%%

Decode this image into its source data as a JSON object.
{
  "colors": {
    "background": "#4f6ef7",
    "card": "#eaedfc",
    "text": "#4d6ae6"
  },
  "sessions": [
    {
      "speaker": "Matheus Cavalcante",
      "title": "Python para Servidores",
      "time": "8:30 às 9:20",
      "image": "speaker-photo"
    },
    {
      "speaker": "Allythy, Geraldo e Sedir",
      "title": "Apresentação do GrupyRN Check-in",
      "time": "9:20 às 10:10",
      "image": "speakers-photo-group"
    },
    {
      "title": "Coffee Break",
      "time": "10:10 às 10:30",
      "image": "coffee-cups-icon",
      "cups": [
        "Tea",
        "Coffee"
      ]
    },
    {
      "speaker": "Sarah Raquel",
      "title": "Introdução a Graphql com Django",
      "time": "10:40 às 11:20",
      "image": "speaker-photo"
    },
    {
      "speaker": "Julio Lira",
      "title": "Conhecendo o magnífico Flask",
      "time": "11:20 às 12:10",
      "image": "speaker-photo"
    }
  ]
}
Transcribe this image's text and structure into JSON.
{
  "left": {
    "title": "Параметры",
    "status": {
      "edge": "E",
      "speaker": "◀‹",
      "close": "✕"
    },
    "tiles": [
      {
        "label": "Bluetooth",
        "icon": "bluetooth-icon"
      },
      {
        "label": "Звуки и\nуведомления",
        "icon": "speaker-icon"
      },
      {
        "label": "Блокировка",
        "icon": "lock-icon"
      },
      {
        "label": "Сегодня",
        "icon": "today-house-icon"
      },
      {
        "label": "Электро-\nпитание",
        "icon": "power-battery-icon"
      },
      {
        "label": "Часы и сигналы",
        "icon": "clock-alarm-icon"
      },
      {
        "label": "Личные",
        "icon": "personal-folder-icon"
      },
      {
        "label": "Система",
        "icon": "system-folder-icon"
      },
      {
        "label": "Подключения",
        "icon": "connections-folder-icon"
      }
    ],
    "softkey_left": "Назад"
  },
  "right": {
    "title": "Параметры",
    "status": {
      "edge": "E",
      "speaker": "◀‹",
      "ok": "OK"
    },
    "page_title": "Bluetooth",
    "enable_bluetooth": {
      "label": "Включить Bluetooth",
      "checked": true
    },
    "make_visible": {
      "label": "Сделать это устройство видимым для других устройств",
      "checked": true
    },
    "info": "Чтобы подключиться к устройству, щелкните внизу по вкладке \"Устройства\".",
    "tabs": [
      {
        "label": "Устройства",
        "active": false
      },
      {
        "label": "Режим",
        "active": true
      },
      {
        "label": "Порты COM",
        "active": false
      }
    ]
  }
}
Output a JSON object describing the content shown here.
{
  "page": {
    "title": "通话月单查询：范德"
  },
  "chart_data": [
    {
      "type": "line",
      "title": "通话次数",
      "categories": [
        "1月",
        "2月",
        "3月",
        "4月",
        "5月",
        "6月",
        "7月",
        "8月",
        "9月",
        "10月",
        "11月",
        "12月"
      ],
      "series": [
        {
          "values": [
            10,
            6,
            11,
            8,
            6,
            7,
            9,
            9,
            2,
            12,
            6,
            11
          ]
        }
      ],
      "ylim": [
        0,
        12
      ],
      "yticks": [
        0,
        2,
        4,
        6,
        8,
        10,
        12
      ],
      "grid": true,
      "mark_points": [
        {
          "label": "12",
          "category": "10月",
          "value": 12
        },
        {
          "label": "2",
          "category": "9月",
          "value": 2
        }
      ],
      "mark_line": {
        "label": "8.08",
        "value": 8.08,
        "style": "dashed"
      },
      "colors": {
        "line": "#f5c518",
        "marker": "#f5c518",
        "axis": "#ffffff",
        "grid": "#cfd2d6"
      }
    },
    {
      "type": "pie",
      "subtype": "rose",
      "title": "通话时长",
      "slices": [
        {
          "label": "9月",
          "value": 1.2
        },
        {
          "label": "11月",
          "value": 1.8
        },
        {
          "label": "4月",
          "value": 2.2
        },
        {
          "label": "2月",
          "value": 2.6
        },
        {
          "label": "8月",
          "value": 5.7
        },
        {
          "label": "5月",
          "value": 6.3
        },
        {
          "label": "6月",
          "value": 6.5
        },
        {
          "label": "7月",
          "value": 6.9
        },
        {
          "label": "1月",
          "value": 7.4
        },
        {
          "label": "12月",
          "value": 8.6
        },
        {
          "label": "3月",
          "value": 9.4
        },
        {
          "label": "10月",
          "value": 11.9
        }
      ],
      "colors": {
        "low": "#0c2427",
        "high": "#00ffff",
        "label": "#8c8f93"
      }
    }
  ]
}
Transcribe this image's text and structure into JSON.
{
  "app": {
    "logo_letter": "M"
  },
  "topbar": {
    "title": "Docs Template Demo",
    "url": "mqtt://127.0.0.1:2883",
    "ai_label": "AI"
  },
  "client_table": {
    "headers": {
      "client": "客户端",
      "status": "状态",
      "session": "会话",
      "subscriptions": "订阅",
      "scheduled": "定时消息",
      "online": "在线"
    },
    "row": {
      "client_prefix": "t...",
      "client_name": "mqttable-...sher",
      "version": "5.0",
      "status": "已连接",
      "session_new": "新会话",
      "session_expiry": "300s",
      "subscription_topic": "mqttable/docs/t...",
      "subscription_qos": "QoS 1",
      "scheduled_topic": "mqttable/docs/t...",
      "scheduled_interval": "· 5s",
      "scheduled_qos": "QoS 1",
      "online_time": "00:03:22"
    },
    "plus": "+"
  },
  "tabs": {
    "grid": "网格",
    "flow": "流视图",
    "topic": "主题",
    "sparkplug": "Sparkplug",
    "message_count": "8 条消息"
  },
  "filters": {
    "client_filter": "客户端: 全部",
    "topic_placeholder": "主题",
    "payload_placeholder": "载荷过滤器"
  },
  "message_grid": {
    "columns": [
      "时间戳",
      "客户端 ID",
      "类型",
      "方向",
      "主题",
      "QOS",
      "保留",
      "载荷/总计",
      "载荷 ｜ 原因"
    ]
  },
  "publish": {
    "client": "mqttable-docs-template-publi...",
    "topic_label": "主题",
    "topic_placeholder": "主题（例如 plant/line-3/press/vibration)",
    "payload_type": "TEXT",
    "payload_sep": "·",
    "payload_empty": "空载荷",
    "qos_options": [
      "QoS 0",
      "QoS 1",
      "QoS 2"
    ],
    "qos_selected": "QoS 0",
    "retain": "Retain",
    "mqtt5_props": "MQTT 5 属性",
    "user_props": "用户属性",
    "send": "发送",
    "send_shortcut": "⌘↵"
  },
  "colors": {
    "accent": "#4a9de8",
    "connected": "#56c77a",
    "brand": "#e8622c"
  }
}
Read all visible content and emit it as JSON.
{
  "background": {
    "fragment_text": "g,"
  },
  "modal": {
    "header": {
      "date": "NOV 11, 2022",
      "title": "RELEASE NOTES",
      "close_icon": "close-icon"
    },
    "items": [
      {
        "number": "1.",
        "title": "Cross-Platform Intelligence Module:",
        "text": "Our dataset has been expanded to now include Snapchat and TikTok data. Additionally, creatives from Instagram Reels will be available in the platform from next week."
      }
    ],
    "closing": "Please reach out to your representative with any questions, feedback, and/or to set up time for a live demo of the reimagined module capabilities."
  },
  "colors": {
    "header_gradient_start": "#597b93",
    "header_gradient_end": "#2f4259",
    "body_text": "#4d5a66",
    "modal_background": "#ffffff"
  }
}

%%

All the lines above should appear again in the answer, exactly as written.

Decode this image into its source data as a JSON object.
{
  "colors": {
    "background": "#4f6ef7",
    "card": "#eaedfc",
    "text": "#4d6ae6"
  },
  "sessions": [
    {
      "speaker": "Matheus Cavalcante",
      "title": "Python para Servidores",
      "time": "8:30 às 9:20",
      "image": "speaker-photo"
    },
    {
      "speaker": "Allythy, Geraldo e Sedir",
      "title": "Apresentação do GrupyRN Check-in",
      "time": "9:20 às 10:10",
      "image": "speakers-photo-group"
    },
    {
      "title": "Coffee Break",
      "time": "10:10 às 10:30",
      "image": "coffee-cups-icon",
      "cups": [
        "Tea",
        "Coffee"
      ]
    },
    {
      "speaker": "Sarah Raquel",
      "title": "Introdução a Graphql com Django",
      "time": "10:40 às 11:20",
      "image": "speaker-photo"
    },
    {
      "speaker": "Julio Lira",
      "title": "Conhecendo o magnífico Flask",
      "time": "11:20 às 12:10",
      "image": "speaker-photo"
    }
  ]
}
Transcribe this image's text and structure into JSON.
{
  "left": {
    "title": "Параметры",
    "status": {
      "edge": "E",
      "speaker": "◀‹",
      "close": "✕"
    },
    "tiles": [
      {
        "label": "Bluetooth",
        "icon": "bluetooth-icon"
      },
      {
        "label": "Звуки и\nуведомления",
        "icon": "speaker-icon"
      },
      {
        "label": "Блокировка",
        "icon": "lock-icon"
      },
      {
        "label": "Сегодня",
        "icon": "today-house-icon"
      },
      {
        "label": "Электро-\nпитание",
        "icon": "power-battery-icon"
      },
      {
        "label": "Часы и сигналы",
        "icon": "clock-alarm-icon"
      },
      {
        "label": "Личные",
        "icon": "personal-folder-icon"
      },
      {
        "label": "Система",
        "icon": "system-folder-icon"
      },
      {
        "label": "Подключения",
        "icon": "connections-folder-icon"
      }
    ],
    "softkey_left": "Назад"
  },
  "right": {
    "title": "Параметры",
    "status": {
      "edge": "E",
      "speaker": "◀‹",
      "ok": "OK"
    },
    "page_title": "Bluetooth",
    "enable_bluetooth": {
      "label": "Включить Bluetooth",
      "checked": true
    },
    "make_visible": {
      "label": "Сделать это устройство видимым для других устройств",
      "checked": true
    },
    "info": "Чтобы подключиться к устройству, щелкните внизу по вкладке \"Устройства\".",
    "tabs": [
      {
        "label": "Устройства",
        "active": false
      },
      {
        "label": "Режим",
        "active": true
      },
      {
        "label": "Порты COM",
        "active": false
      }
    ]
  }
}
Output a JSON object describing the content shown here.
{
  "page": {
    "title": "通话月单查询：范德"
  },
  "chart_data": [
    {
      "type": "line",
      "title": "通话次数",
      "categories": [
        "1月",
        "2月",
        "3月",
        "4月",
        "5月",
        "6月",
        "7月",
        "8月",
        "9月",
        "10月",
        "11月",
        "12月"
      ],
      "series": [
        {
          "values": [
            10,
            6,
            11,
            8,
            6,
            7,
            9,
            9,
            2,
            12,
            6,
            11
          ]
        }
      ],
      "ylim": [
        0,
        12
      ],
      "yticks": [
        0,
        2,
        4,
        6,
        8,
        10,
        12
      ],
      "grid": true,
      "mark_points": [
        {
          "label": "12",
          "category": "10月",
          "value": 12
        },
        {
          "label": "2",
          "category": "9月",
          "value": 2
        }
      ],
      "mark_line": {
        "label": "8.08",
        "value": 8.08,
        "style": "dashed"
      },
      "colors": {
        "line": "#f5c518",
        "marker": "#f5c518",
        "axis": "#ffffff",
        "grid": "#cfd2d6"
      }
    },
    {
      "type": "pie",
      "subtype": "rose",
      "title": "通话时长",
      "slices": [
        {
          "label": "9月",
          "value": 1.2
        },
        {
          "label": "11月",
          "value": 1.8
        },
        {
          "label": "4月",
          "value": 2.2
        },
        {
          "label": "2月",
          "value": 2.6
        },
        {
          "label": "8月",
          "value": 5.7
        },
        {
          "label": "5月",
          "value": 6.3
        },
        {
          "label": "6月",
          "value": 6.5
        },
        {
          "label": "7月",
          "value": 6.9
        },
        {
          "label": "1月",
          "value": 7.4
        },
        {
          "label": "12月",
          "value": 8.6
        },
        {
          "label": "3月",
          "value": 9.4
        },
        {
          "label": "10月",
          "value": 11.9
        }
      ],
      "colors": {
        "low": "#0c2427",
        "high": "#00ffff",
        "label": "#8c8f93"
      }
    }
  ]
}
Transcribe this image's text and structure into JSON.
{
  "app": {
    "logo_letter": "M"
  },
  "topbar": {
    "title": "Docs Template Demo",
    "url": "mqtt://127.0.0.1:2883",
    "ai_label": "AI"
  },
  "client_table": {
    "headers": {
      "client": "客户端",
      "status": "状态",
      "session": "会话",
      "subscriptions": "订阅",
      "scheduled": "定时消息",
      "online": "在线"
    },
    "row": {
      "client_prefix": "t...",
      "client_name": "mqttable-...sher",
      "version": "5.0",
      "status": "已连接",
      "session_new": "新会话",
      "session_expiry": "300s",
      "subscription_topic": "mqttable/docs/t...",
      "subscription_qos": "QoS 1",
      "scheduled_topic": "mqttable/docs/t...",
      "scheduled_interval": "· 5s",
      "scheduled_qos": "QoS 1",
      "online_time": "00:03:22"
    },
    "plus": "+"
  },
  "tabs": {
    "grid": "网格",
    "flow": "流视图",
    "topic": "主题",
    "sparkplug": "Sparkplug",
    "message_count": "8 条消息"
  },
  "filters": {
    "client_filter": "客户端: 全部",
    "topic_placeholder": "主题",
    "payload_placeholder": "载荷过滤器"
  },
  "message_grid": {
    "columns": [
      "时间戳",
      "客户端 ID",
      "类型",
      "方向",
      "主题",
      "QOS",
      "保留",
      "载荷/总计",
      "载荷 ｜ 原因"
    ]
  },
  "publish": {
    "client": "mqttable-docs-template-publi...",
    "topic_label": "主题",
    "topic_placeholder": "主题（例如 plant/line-3/press/vibration)",
    "payload_type": "TEXT",
    "payload_sep": "·",
    "payload_empty": "空载荷",
    "qos_options": [
      "QoS 0",
      "QoS 1",
      "QoS 2"
    ],
    "qos_selected": "QoS 0",
    "retain": "Retain",
    "mqtt5_props": "MQTT 5 属性",
    "user_props": "用户属性",
    "send": "发送",
    "send_shortcut": "⌘↵"
  },
  "colors": {
    "accent": "#4a9de8",
    "connected": "#56c77a",
    "brand": "#e8622c"
  }
}
Read all visible content and emit it as JSON.
{
  "background": {
    "fragment_text": "g,"
  },
  "modal": {
    "header": {
      "date": "NOV 11, 2022",
      "title": "RELEASE NOTES",
      "close_icon": "close-icon"
    },
    "items": [
      {
        "number": "1.",
        "title": "Cross-Platform Intelligence Module:",
        "text": "Our dataset has been expanded to now include Snapchat and TikTok data. Additionally, creatives from Instagram Reels will be available in the platform from next week."
      }
    ],
    "closing": "Please reach out to your representative with any questions, feedback, and/or to set up time for a live demo of the reimagined module capabilities."
  },
  "colors": {
    "header_gradient_start": "#597b93",
    "header_gradient_end": "#2f4259",
    "body_text": "#4d5a66",
    "modal_background": "#ffffff"
  }
}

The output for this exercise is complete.